I am trying to organize my recipe collection. Over 40 years of scraps of paper scribbled in someone else's handwriting, recipe cards featuring pictures of cornucopia and matronly chickens, photostats from hundreds of cookbooks, printouts from food websites and blogs like this one. I had one rather successful organization in 1990, using a very rudimentary program to type up and print out most of my recipes, but I never finished it and then things got out of control. Still, I have all of those recipes, printed out and slipped into sheet protectors and clipped into a couple of extra-large ring binders, to use as a starting point for my ambitious project.
Not only that, but I have a serious cookbook collection (and that's after weeding out the books I did not use or want anymore) and I have favorite recipes in most of them. Okay, the truth is that I really want to leave a culinary legacy for my son. And that means finding all of those favorite cookbook recipes, copying them, and adding them to the ring binders.
Which means going through all of these cookbooks. As well as the ones further to the left that didn't fit into the photo. And the ones on the kitchen counter. Also those on my night table, in my car, in my office, and on my Kindle reader.
Going through those books was like opening up a whole lot of presents on Christmas morning. In addition to the tried and true favorites, I was finding a new generation of recipes that I wanted to try. This particular recipe, found in a book I must have purchased a good 15 years ago, caught my eye because of it's unabashed inclusion of garbanzo beans. That was all it took for me to buy the ingredients and test it on my willing family, after I made some substantive changes to suit their taste.
I realize that sounds kind of nervy, but have you ever read the reviews of online recipes? The ones that start out "I love this recipe, and so did my husband! I just substituted shallots for the red onion, and at the end I added nonfat yogurt instead of creme fraiche and I didn't have pork in the house so I used chicken and it was wonderful and thank you for sharing your recipe." Read enough of the reviews and you will realize there is an awful lot of tweaking (not twerking) going on, especially among us old cooking dinosaurs (definitely no twerking!) For us, someone else's recipe is a framework, a suggestion, an idea that has not yet risen to full fruition.

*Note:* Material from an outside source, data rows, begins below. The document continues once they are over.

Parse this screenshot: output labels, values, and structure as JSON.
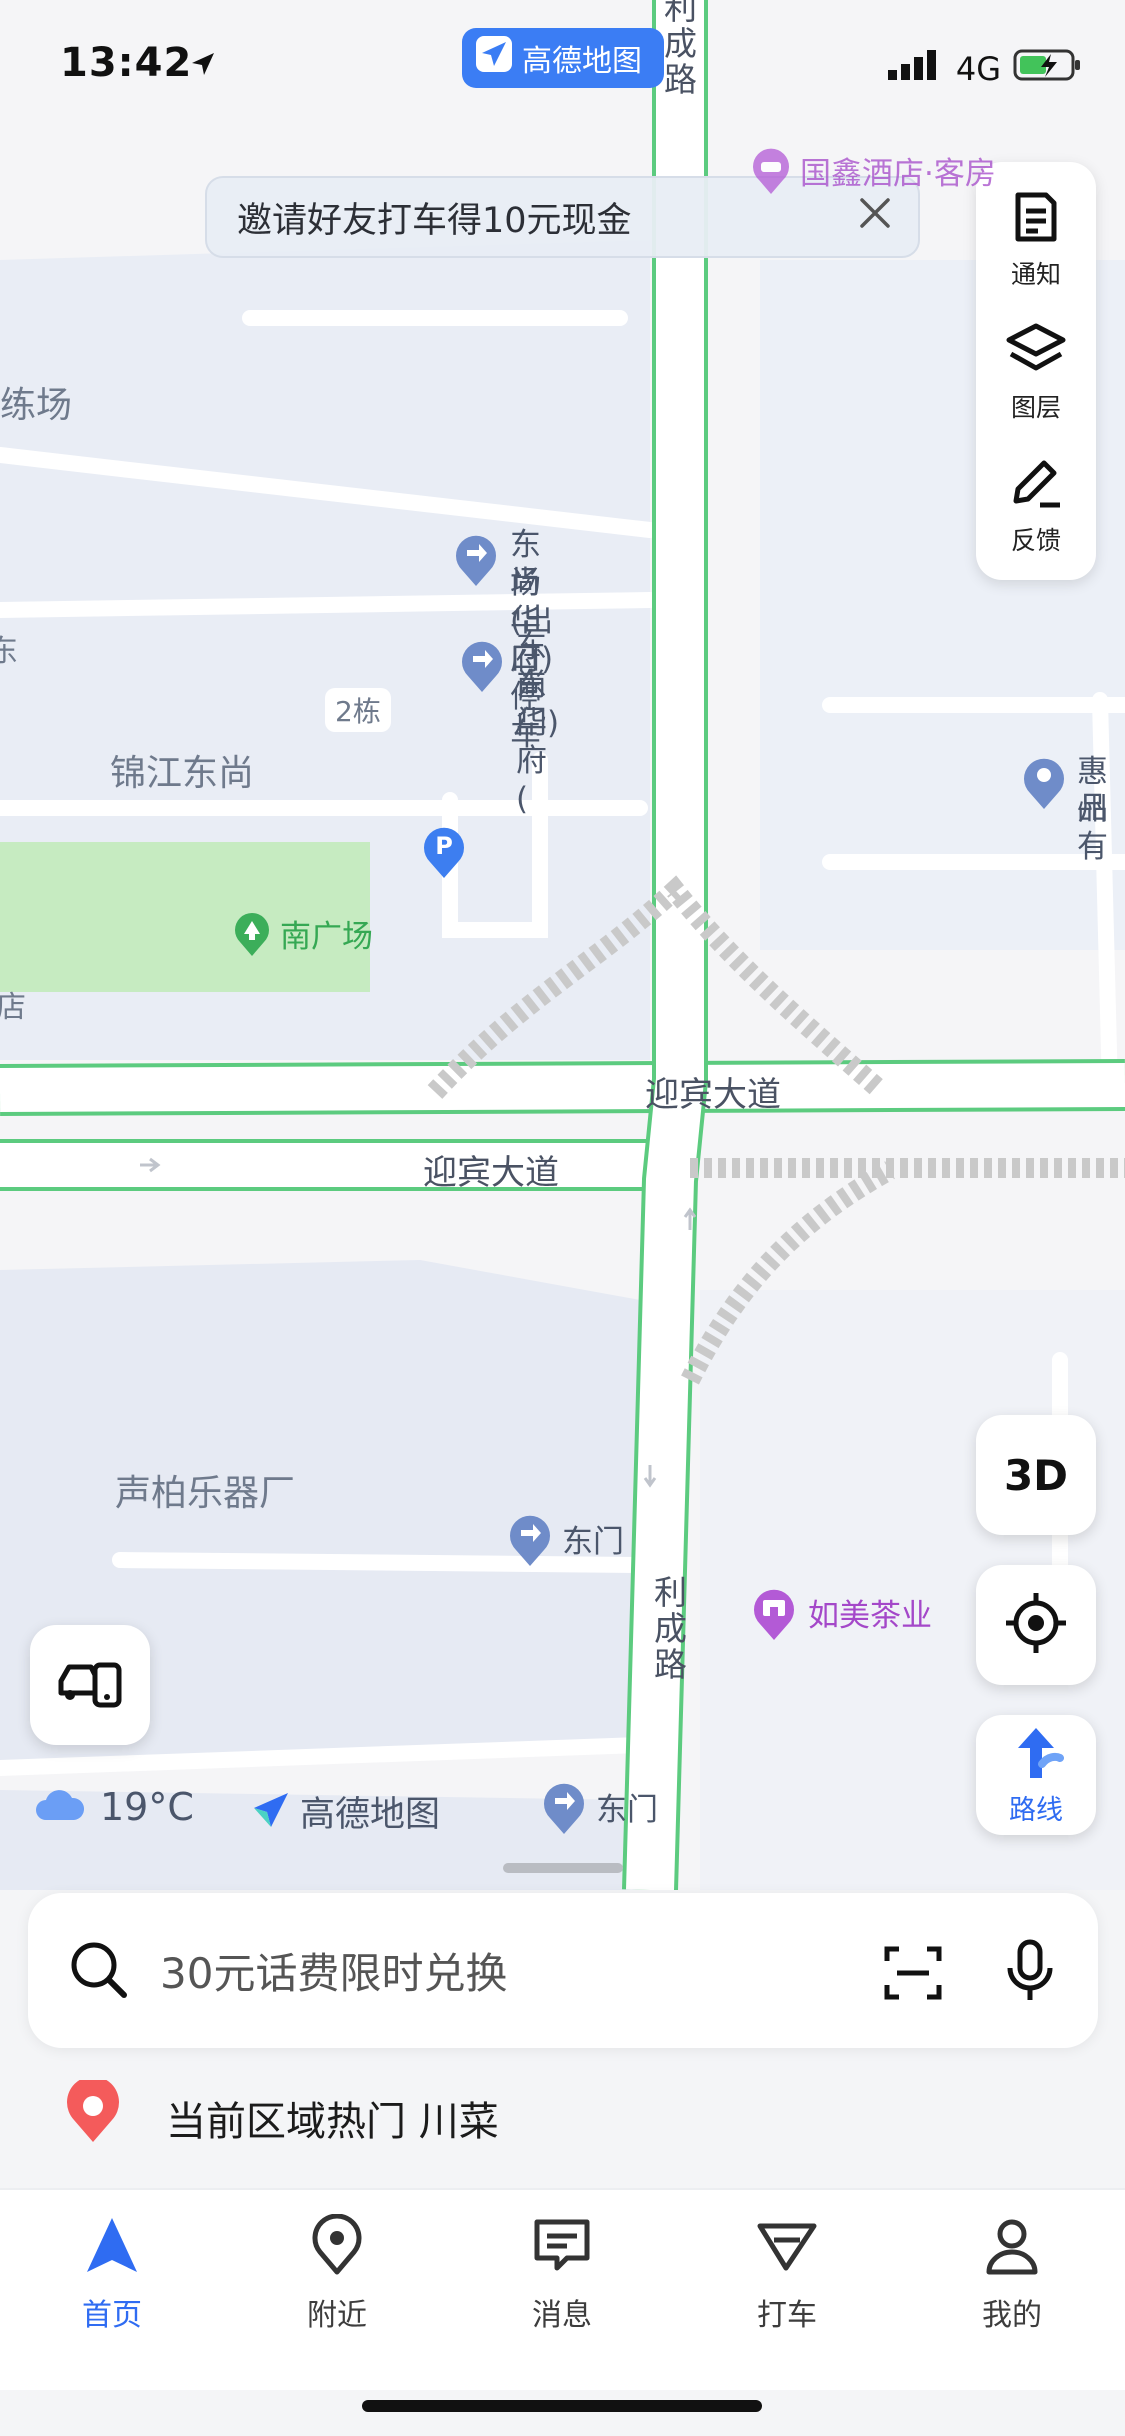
{
  "status": {
    "time": "13:42",
    "network": "4G"
  },
  "app_pill": {
    "label": "高德地图"
  },
  "invite_banner": {
    "text": "邀请好友打车得10元现金"
  },
  "tools": [
    {
      "label": "通知",
      "icon": "notice-icon"
    },
    {
      "label": "图层",
      "icon": "layers-icon"
    },
    {
      "label": "反馈",
      "icon": "feedback-icon"
    }
  ],
  "map": {
    "roads": {
      "licheng_top": "利成路",
      "licheng_bottom": "利成路",
      "yingbin_right": "迎宾大道",
      "yingbin_left": "迎宾大道"
    },
    "areas": {
      "training": "练场",
      "jinjiang": "锦江东尚",
      "shengbai": "声柏乐器厂",
      "building2": "2栋",
      "left_edge_1": "东",
      "left_edge_2": "店",
      "hui_top": "惠州",
      "hui_bottom": "品有"
    },
    "pois": {
      "hotel": "国鑫酒店·客房",
      "parking_exit_1": "东尚华府停车",
      "parking_exit_2": "场(出口)",
      "east_gate_1": "东尚华府(",
      "east_gate_2": "东门)",
      "south_square": "南广场",
      "dongmen_mid": "东门",
      "rumei_tea": "如美茶业",
      "dongmen_bottom": "东门"
    }
  },
  "buttons": {
    "three_d": "3D",
    "route": "路线"
  },
  "weather": {
    "temp": "19°C",
    "brand": "高德地图"
  },
  "search": {
    "placeholder": "30元话费限时兑换"
  },
  "hot": {
    "text": "当前区域热门 川菜"
  },
  "tabs": [
    {
      "label": "首页",
      "active": true
    },
    {
      "label": "附近",
      "active": false
    },
    {
      "label": "消息",
      "active": false
    },
    {
      "label": "打车",
      "active": false
    },
    {
      "label": "我的",
      "active": false
    }
  ],
  "colors": {
    "accent": "#2f6cf2",
    "road_edge": "#5ccb7f",
    "park": "#c6ebc1",
    "block": "#e7ebf5"
  }
}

It's not a great picture of the finished product, but when you see the turmeric in the recipe, you'll understand. It really is quite delicious, and tastes best without any kind of topping or condiment. But if you just have to pile on the cheese, sour cream, chopped onions, sliced black olives, and homemade guacamole, don't let me stop you.
Not Vegetarian Chick Pea Chili
2 1/4 pounds beef chuck, cut into very small pieces (carne picada, available in Walmart)
2 tablespoons Emeril's Essence
2 large onions (or 1 very large Vidalia), chopped
2 celery ribs, sliced into 1/4 inch pieces
1 large sweet green pepper, chopped
1 large sweet red pepper, chopped
1 Anaheim chili, seeded, ribs removed, and chopped*
6 garlic cloves, chopped
3 tablespoons olive oil
3 tablespoons unsweetened cocoa
2 tablespoons McCormick Dark Chili Powder
2 tablespoons Badia Polvo de Chili Powder
2 tablespoons granulated garlic
2 teaspoons ground cumin
2 teaspoons dried oregano
2 teaspoons paprika (preferably Hungarian)
2 teaspoons ground turmeric
1 teaspoon salt
1 teaspoon ground cardamom
1 teaspoon ground black pepper
2 tablespoons molasses
1/2 cup dry red wine
1-28 oz. can diced tomatoes
1-10 oz. can Ro-Tel Diced Tomatoes and Green Chilis (mild or hot)
1-16 oz. can red kidney beans, drained
1-16 oz. can garbanzo beans (chick peas), drained
1-2 tablespoons sherry vinegar
Season the beef with Emeril's Essence and set aside. Heat the oil over medium-high heat in a large deep pan. Add the onion, celery, sweet peppers, Anaheim pepper, and garlic, and sauté just to soften the vegetable. Add the beef and cook, stirring constantly, until beef is no longer pink. Drain off any fat and return to the pan. Stir in all of the remaining ingredients except for the sherry vinegar. Bring to a boil. Cover the pan, reduce heat and simmer, stirring occasionally, for an hour and a half.
After an hour, taste the chili and reseason to taste. At the end of another half hour, add the sherry vinegar. Taste and add more if needed.
*Anaheim chili peppers grown in New Mexico are a lot hotter than those grown in California. You can also add some heat to the chili by leaving the ribs and seeds intact.